The Environmental Protection Agency (EPA) yesterday said it has determined that a public health emergency exists at the Libby asbestos site in northwest Montana. This is the first time the EPA has made a public health emergency declaration under the Superfund law (CERCLA). “This determination recognizes the serious impact to the public health from the contamination at Libby and underscores the need for further action and health care for area residents who have been or may be exposed to asbestos,” said the EPA in a press release. It noted that investigations performed by the Agency for Toxic Substance and Disease Registry have found the incidence of occurrence of asbestosis in the Libby area staggeringly higher than the national average for the period from 1979-1998. In 1963, W.R. Grace, a construction materials and chemicals company bought Zonolite, a Libby, MT company that mined vermiculite, a mineral contaminated with asbestos. Last month a Montana federal jury acquitted W.R. Grace and three former executives of criminal charges related to the contamination. The Libby asbestos site has been on the EPA’s Superfund national priorities list since 2002, and cleanup has taken place since 2000. The mine closed in 1990. Check out I.I.I. information on asbestos liability.
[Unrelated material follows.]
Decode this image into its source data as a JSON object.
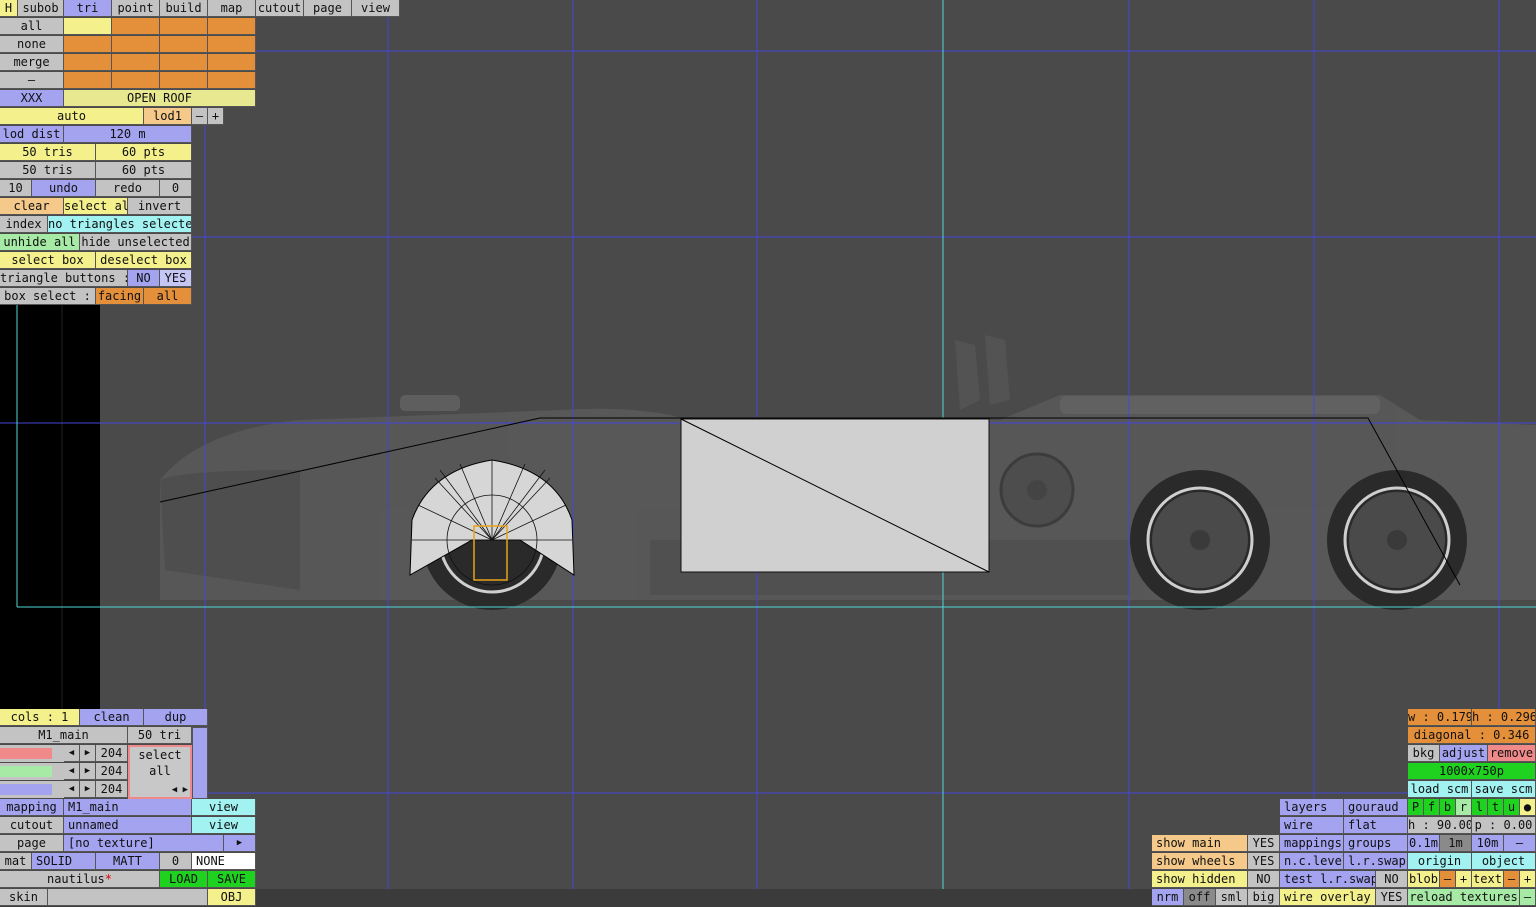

The Obama administration will unveil its plan to overhaul financial regulation later today. Latest reports suggest that the plan includes proposals to create an Office of National Insurance within the Treasury department, but stops short of federal regulation of the insurance industry. According to a June 16 Reuters article by Kevin Drawbaugh and Patrick Rucker, The Office of National Insurance would monitor the industry and advise on policy issues. The office could also recommend to the Federal Reserve that large insurers be subject to strict capital and risk rules that would apply to large financial holding companies under other aspects of the Obama plan, according to Reuters. Legislation to create a federal office of insurance information was recently reintroduced in the House by Rep. Paul Kanjorski, D-PA. Check out I.I.I. information on regulatory modernization.

 

The importance of road safety at home and abroad is underscored by two new reports. In its first global status report on road safety, the World Health Organization (WHO) said that only 15 percent of countries have the comprehensive laws needed to address five key risk factors: speeding, drink-driving, seatbelt use, child restraints and the use of helmets. Where laws on these risk factors are in place, they are often inadequately enforced, particularly in low-income countries. WHO noted that enacting and enforcing legislation is critical in influencing exposure to the risk of a crash, crash occurrence and injury severity. Road traffic fatalities are predicted to rise to the fifth leading cause of death by 2030, resulting in an estimated 2.4 million fatalities per year, according to WHO. Check out I.I.I. info on U.S. highway safety.

 

Meanwhile, New York has jumped from third to first ranking to claim the title as the worst city in the U.S. for road rage. According to the fourth annual In the Driver’s Seat Road Rage Survey, commissioned by auto club AutoVantage, New York is joined by Dallas/Fort Worth, Detroit, Atlanta and Minneapolis/St. Paul as the five worst cities for road rage. This year’s survey sought to define road rage and responses pointed to two key attributes: angry drivers, including drivers who overreact and lose their tempers, and aggressive driving, including cutting into lanes, tailgating, speeding and honking. Behaviors by other drivers that cause stress for commuters and can lead to road rage include: drivers who talk on their cell phones (84 percent see this every day); driving too fast (58 percent); tailgating (53 percent); drivers eating or drinking while driving (48 percent); and texting or emailing while driving (37 percent). Check out this I.I.I. video on road rage.